■ What to work on ■
Omit every picture while you reproduce the entries that follow word for word.

■ Information ■
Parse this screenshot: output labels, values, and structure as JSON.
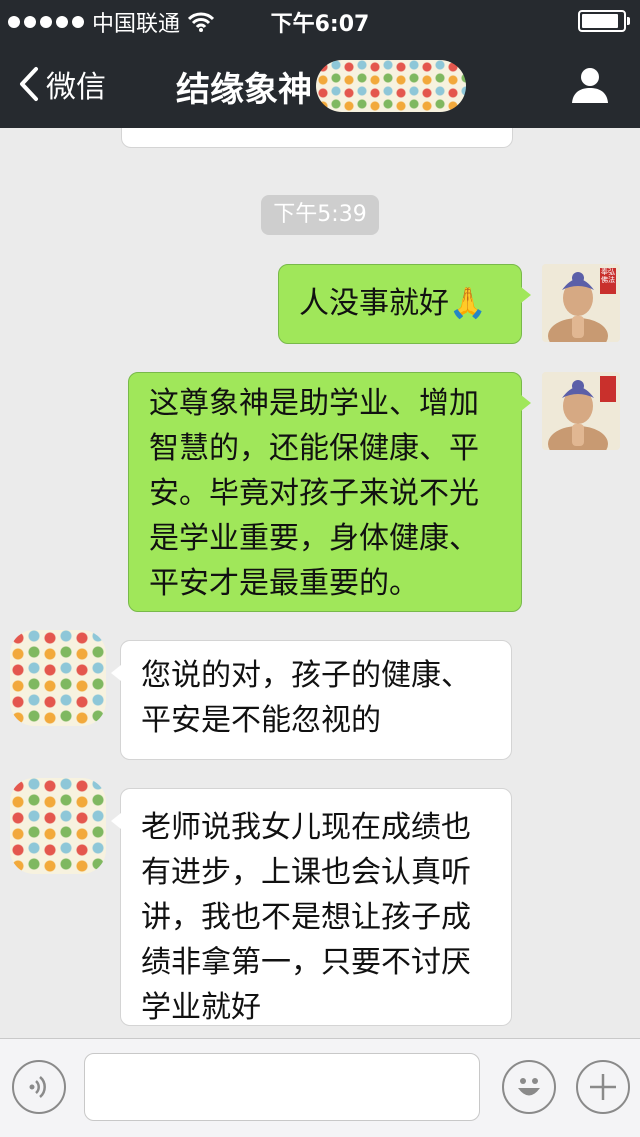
{
  "status_bar": {
    "carrier": "中国联通",
    "time": "下午6:07",
    "signal_icon": "signal-dots-icon",
    "wifi_icon": "wifi-icon",
    "battery_icon": "battery-icon"
  },
  "nav": {
    "back_label": "微信",
    "title": "结缘象神",
    "profile_icon": "user-icon"
  },
  "chat": {
    "timestamp": "下午5:39",
    "messages": [
      {
        "side": "out",
        "text": "人没事就好🙏"
      },
      {
        "side": "out",
        "text": "这尊象神是助学业、增加\n智慧的，还能保健康、平\n安。毕竟对孩子来说不光\n是学业重要，身体健康、\n平安才是最重要的。"
      },
      {
        "side": "in",
        "text": "您说的对，孩子的健康、\n平安是不能忽视的"
      },
      {
        "side": "in",
        "text": "老师说我女儿现在成绩也\n有进步，上课也会认真听\n讲，我也不是想让孩子成\n绩非拿第一，只要不讨厌\n学业就好"
      }
    ],
    "badge_text": "奉弘佛法"
  },
  "input_bar": {
    "voice_icon": "voice-icon",
    "emoji_icon": "emoji-icon",
    "plus_icon": "plus-icon",
    "input_value": ""
  },
  "colors": {
    "header": "#262a2f",
    "outgoing_bubble": "#a0e75a",
    "incoming_bubble": "#ffffff",
    "chat_background": "#ebebeb"
  }
}
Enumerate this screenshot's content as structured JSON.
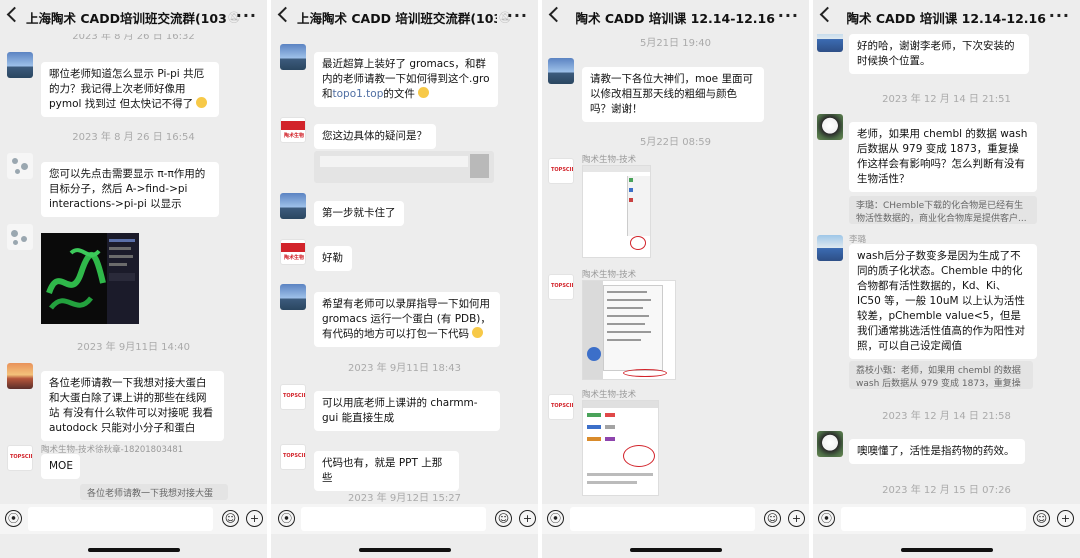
{
  "panels": [
    {
      "title": "上海陶术 CADD培训班交流群(103)",
      "messages": {
        "ts1": "2023 年 8 月 26 日 16:32",
        "m1": "哪位老师知道怎么显示 Pi-pi 共厄的力？我记得上次老师好像用 pymol 找到过 但太快记不得了",
        "ts2": "2023 年 8 月 26 日 16:54",
        "m2": "您可以先点击需要显示 π-π作用的目标分子，然后 A->find->pi interactions->pi-pi 以显示",
        "ts3": "2023 年 9月11日 14:40",
        "m3": "各位老师请教一下我想对接大蛋白和大蛋白除了课上讲的那些在线网站 有没有什么软件可以对接呢 我看 autodock 只能对小分子和蛋白",
        "sender4": "陶术生物-技术徐秋章-18201803481",
        "m4": "MOE",
        "quote4": "各位老师请教一下我想对接大蛋白"
      }
    },
    {
      "title": "上海陶术 CADD 培训班交流群(103)",
      "messages": {
        "m1a": "最近超算上装好了 gromacs，和群内的老师请教一下如何得到这个.gro 和",
        "m1link": "topo1.top",
        "m1b": "的文件",
        "m2": "您这边具体的疑问是？",
        "m3": "第一步就卡住了",
        "m4": "好勒",
        "m5": "希望有老师可以录屏指导一下如何用 gromacs 运行一个蛋白 (有 PDB)，有代码的地方可以打包一下代码",
        "ts1": "2023 年 9月11日 18:43",
        "m6": "可以用底老师上课讲的 charmm-gui 能直接生成",
        "m7": "代码也有，就是 PPT 上那些",
        "ts2": "2023 年 9月12日 15:27"
      }
    },
    {
      "title": "陶术 CADD 培训课 12.14-12.16(59)",
      "messages": {
        "ts1": "5月21日 19:40",
        "m1": "请教一下各位大神们，moe 里面可以修改相互那天线的粗细与颜色吗？谢谢！",
        "ts2": "5月22日 08:59",
        "sender1": "陶术生物-技术",
        "sender2": "陶术生物-技术",
        "sender3": "陶术生物-技术"
      }
    },
    {
      "title": "陶术 CADD 培训课 12.14-12.16(59)",
      "messages": {
        "m1": "好的哈，谢谢李老师，下次安装的时候换个位置。",
        "ts1": "2023 年 12 月 14 日 21:51",
        "m2": "老师，如果用 chembl 的数据 wash 后数据从 979 变成 1873，重复操作这样会有影响吗？怎么判断有没有生物活性？",
        "quote2": "李璐：CHemble下载的化合物是已经有生物活性数据的，商业化合物库是提供客户...",
        "sender3": "李璐",
        "m3": "wash后分子数变多是因为生成了不同的质子化状态。Chemble 中的化合物都有活性数据的，Kd、Ki、IC50 等，一般 10uM 以上认为活性较差，pChemble value<5，但是我们通常挑选活性值高的作为阳性对照，可以自己设定阈值",
        "quote3": "荔枝小甄：老师，如果用 chembl 的数据 wash 后数据从 979 变成 1873，重复操作...",
        "ts2": "2023 年 12 月 14 日 21:58",
        "m4": "噢噢懂了，活性是指药物的药效。",
        "ts3": "2023 年 12 月 15 日 07:26"
      }
    }
  ],
  "icons": [
    "back-icon",
    "more-icon",
    "voice-icon",
    "emoji-icon",
    "plus-icon"
  ],
  "colors": {
    "background": "#ededed",
    "bubble": "#ffffff",
    "link": "#4f6ea3",
    "brand_red": "#d2232a"
  }
}
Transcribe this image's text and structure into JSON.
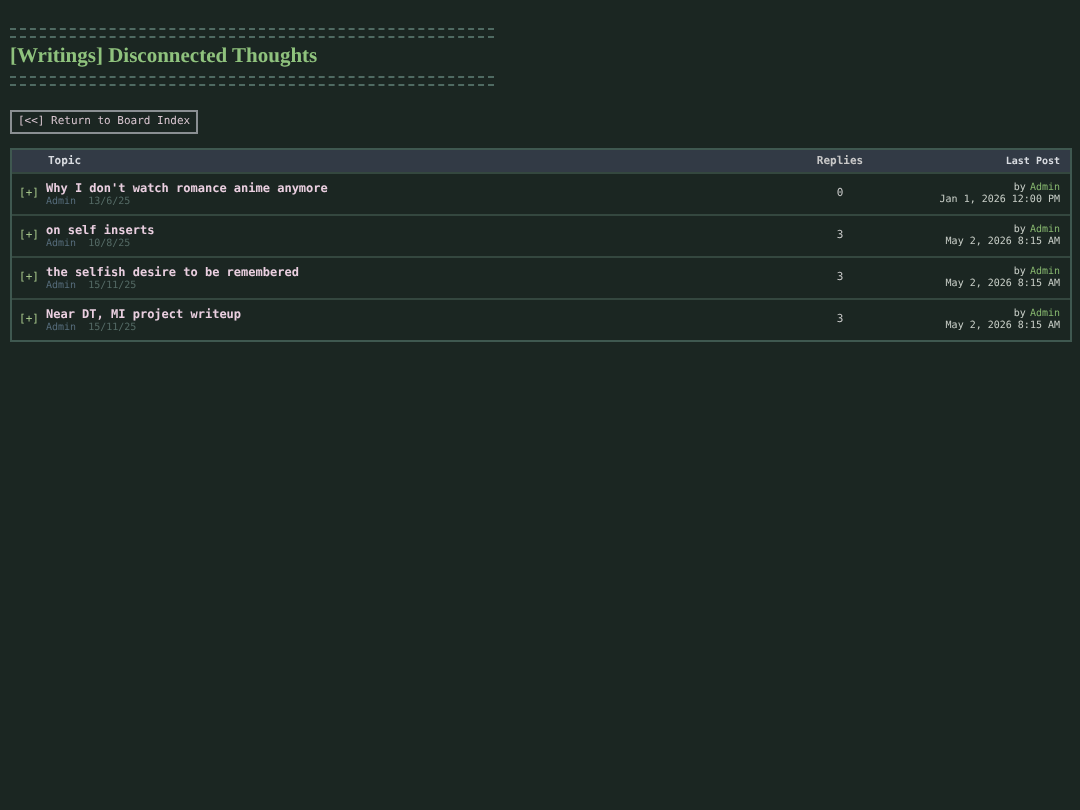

■ Solution for this exercise ■
Parse this screenshot: output labels, values, and structure as JSON.
{
  "status_bar": {
    "carrier": "中国联通",
    "time": "下午6:07",
    "signal_icon": "signal-dots-icon",
    "wifi_icon": "wifi-icon",
    "battery_icon": "battery-icon"
  },
  "nav": {
    "back_label": "微信",
    "title": "结缘象神",
    "profile_icon": "user-icon"
  },
  "chat": {
    "timestamp": "下午5:39",
    "messages": [
      {
        "side": "out",
        "text": "人没事就好🙏"
      },
      {
        "side": "out",
        "text": "这尊象神是助学业、增加\n智慧的，还能保健康、平\n安。毕竟对孩子来说不光\n是学业重要，身体健康、\n平安才是最重要的。"
      },
      {
        "side": "in",
        "text": "您说的对，孩子的健康、\n平安是不能忽视的"
      },
      {
        "side": "in",
        "text": "老师说我女儿现在成绩也\n有进步，上课也会认真听\n讲，我也不是想让孩子成\n绩非拿第一，只要不讨厌\n学业就好"
      }
    ],
    "badge_text": "奉弘佛法"
  },
  "input_bar": {
    "voice_icon": "voice-icon",
    "emoji_icon": "emoji-icon",
    "plus_icon": "plus-icon",
    "input_value": ""
  },
  "colors": {
    "header": "#262a2f",
    "outgoing_bubble": "#a0e75a",
    "incoming_bubble": "#ffffff",
    "chat_background": "#ebebeb"
  }
}
Enumerate this screenshot's content as structured JSON.
{
  "panels": [
    {
      "title": "上海陶术 CADD培训班交流群(103)",
      "messages": {
        "ts1": "2023 年 8 月 26 日 16:32",
        "m1": "哪位老师知道怎么显示 Pi-pi 共厄的力？我记得上次老师好像用 pymol 找到过 但太快记不得了",
        "ts2": "2023 年 8 月 26 日 16:54",
        "m2": "您可以先点击需要显示 π-π作用的目标分子，然后 A->find->pi interactions->pi-pi 以显示",
        "ts3": "2023 年 9月11日 14:40",
        "m3": "各位老师请教一下我想对接大蛋白和大蛋白除了课上讲的那些在线网站 有没有什么软件可以对接呢 我看 autodock 只能对小分子和蛋白",
        "sender4": "陶术生物-技术徐秋章-18201803481",
        "m4": "MOE",
        "quote4": "各位老师请教一下我想对接大蛋白"
      }
    },
    {
      "title": "上海陶术 CADD 培训班交流群(103)",
      "messages": {
        "m1a": "最近超算上装好了 gromacs，和群内的老师请教一下如何得到这个.gro 和",
        "m1link": "topo1.top",
        "m1b": "的文件",
        "m2": "您这边具体的疑问是？",
        "m3": "第一步就卡住了",
        "m4": "好勒",
        "m5": "希望有老师可以录屏指导一下如何用 gromacs 运行一个蛋白 (有 PDB)，有代码的地方可以打包一下代码",
        "ts1": "2023 年 9月11日 18:43",
        "m6": "可以用底老师上课讲的 charmm-gui 能直接生成",
        "m7": "代码也有，就是 PPT 上那些",
        "ts2": "2023 年 9月12日 15:27"
      }
    },
    {
      "title": "陶术 CADD 培训课 12.14-12.16(59)",
      "messages": {
        "ts1": "5月21日 19:40",
        "m1": "请教一下各位大神们，moe 里面可以修改相互那天线的粗细与颜色吗？谢谢！",
        "ts2": "5月22日 08:59",
        "sender1": "陶术生物-技术",
        "sender2": "陶术生物-技术",
        "sender3": "陶术生物-技术"
      }
    },
    {
      "title": "陶术 CADD 培训课 12.14-12.16(59)",
      "messages": {
        "m1": "好的哈，谢谢李老师，下次安装的时候换个位置。",
        "ts1": "2023 年 12 月 14 日 21:51",
        "m2": "老师，如果用 chembl 的数据 wash 后数据从 979 变成 1873，重复操作这样会有影响吗？怎么判断有没有生物活性？",
        "quote2": "李璐：CHemble下载的化合物是已经有生物活性数据的，商业化合物库是提供客户...",
        "sender3": "李璐",
        "m3": "wash后分子数变多是因为生成了不同的质子化状态。Chemble 中的化合物都有活性数据的，Kd、Ki、IC50 等，一般 10uM 以上认为活性较差，pChemble value<5，但是我们通常挑选活性值高的作为阳性对照，可以自己设定阈值",
        "quote3": "荔枝小甄：老师，如果用 chembl 的数据 wash 后数据从 979 变成 1873，重复操作...",
        "ts2": "2023 年 12 月 14 日 21:58",
        "m4": "噢噢懂了，活性是指药物的药效。",
        "ts3": "2023 年 12 月 15 日 07:26"
      }
    }
  ],
  "icons": [
    "back-icon",
    "more-icon",
    "voice-icon",
    "emoji-icon",
    "plus-icon"
  ],
  "colors": {
    "background": "#ededed",
    "bubble": "#ffffff",
    "link": "#4f6ea3",
    "brand_red": "#d2232a"
  }
}
Transcribe this image's text and structure into JSON.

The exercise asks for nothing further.